It’s time to decide: How many books should you print? Is it better to choose a large print run or produce books as they are ordered?

Print on Demand (POD) means that printed materials are produced on an as-needed basis. The opposite of POD is a large print run, where hundreds or thousands of books are produced at one time, in the hopes that someone will purchase them. The per-unit price is lower with large print runs, but producing more inventory than you might need can lead to waste and a need for a large warehouse space.

Is POD right for your organization? Consider these questions:

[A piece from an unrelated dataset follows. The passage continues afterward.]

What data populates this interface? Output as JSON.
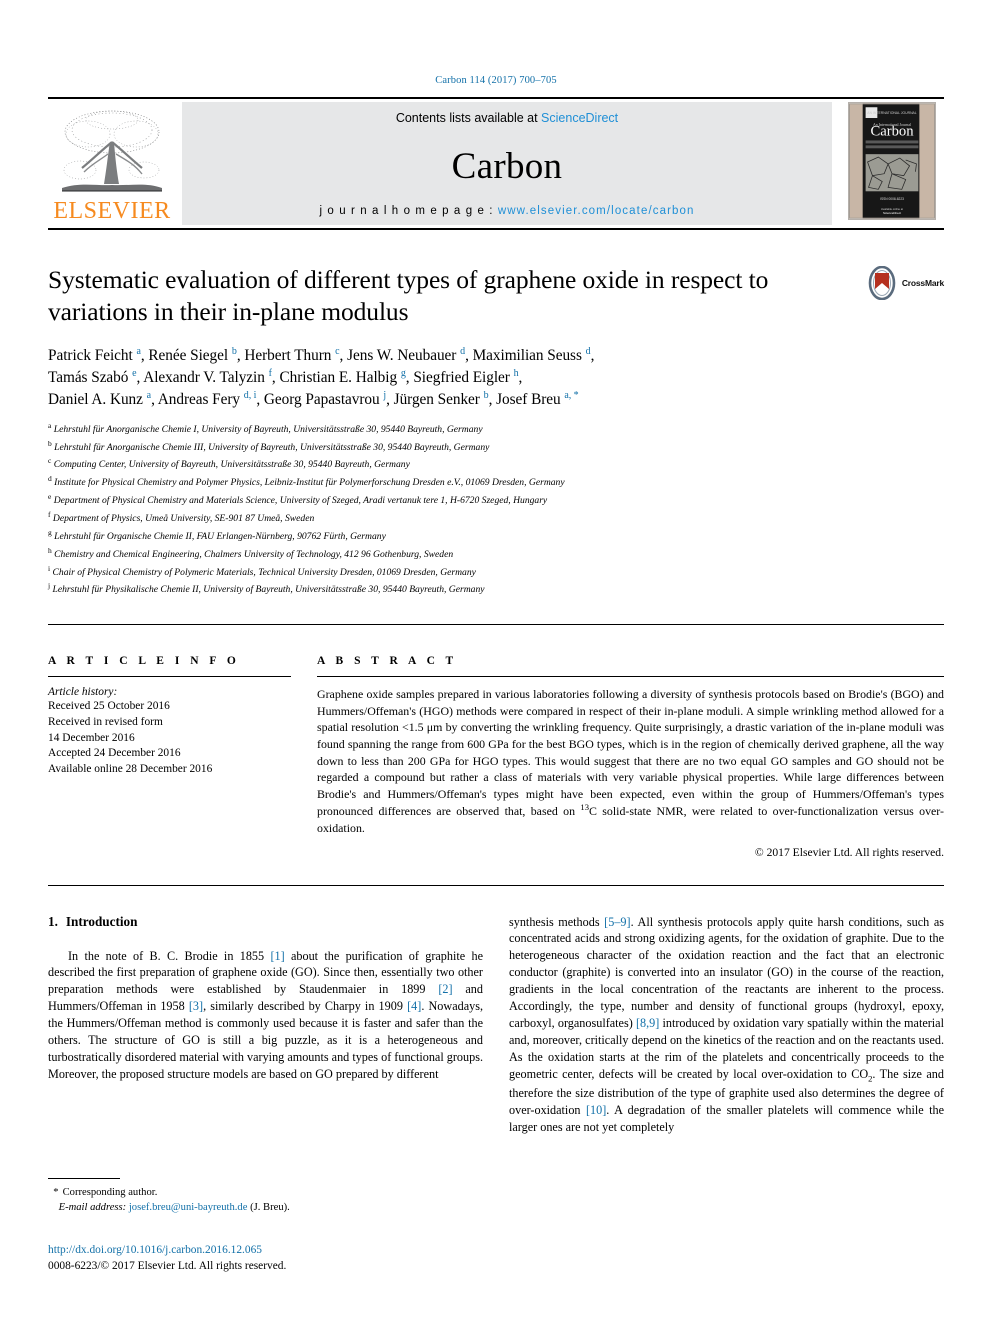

  • How many learners do you expect will enroll for the course? The higher enrollment is, the more likely it is that a larger print run will work. If you’re unsure, POD is the smarter choice.
  • How often does content need to be updated? Associations that operates in an industry with frequent changes driven by legislation or credentialing requirements are best served by POD because changes can be made before new volumes are printed.
  • Do you have room (in a warehouse or your office space) to house books from a larger print run? Which is more cost-efficient for your association: Doing a large print run and then having to give up office space (or, worse, renting warehouse space) to handle the inventory, or printing fewer copies and not having to worry about creating space for extras?
  • Are you confident that your printer can turn around new orders quickly? If you print on demand, but your provider doesn’t take the time to respond to requests in a timely matter, that has a negative impact on your association’s reputation. Alternatively, would your printer be willing to house a few extra copies of each title on your behalf, to fill orders easily (known as a microinventory)? While not true print on demand, using a microinventory is more efficient than POD and less wasteful than large print runs.

One question that might have been included in the checklist a few years ago—are you willing to compromise on quality? Print on demand has a bad reputation of creating a poor product, but the technology has improved to the point where it’s difficult to tell the difference between a book produced through POD from one that was part of an offset print run.

POD is considered by some to be friendlier to the environment than long print runs. It can be more cost-efficient, too. If you produce 500 books and content needs to be changed when half still sit on the warehouse shelf, 250 books will go to waste. The per-unit price break you got for a large print run becomes a moot point.

Looking through the questions on the checklist, did you determine that your organization should consider POD? We should talk! Check out print on demand page on our website and contact us to get the conversation started.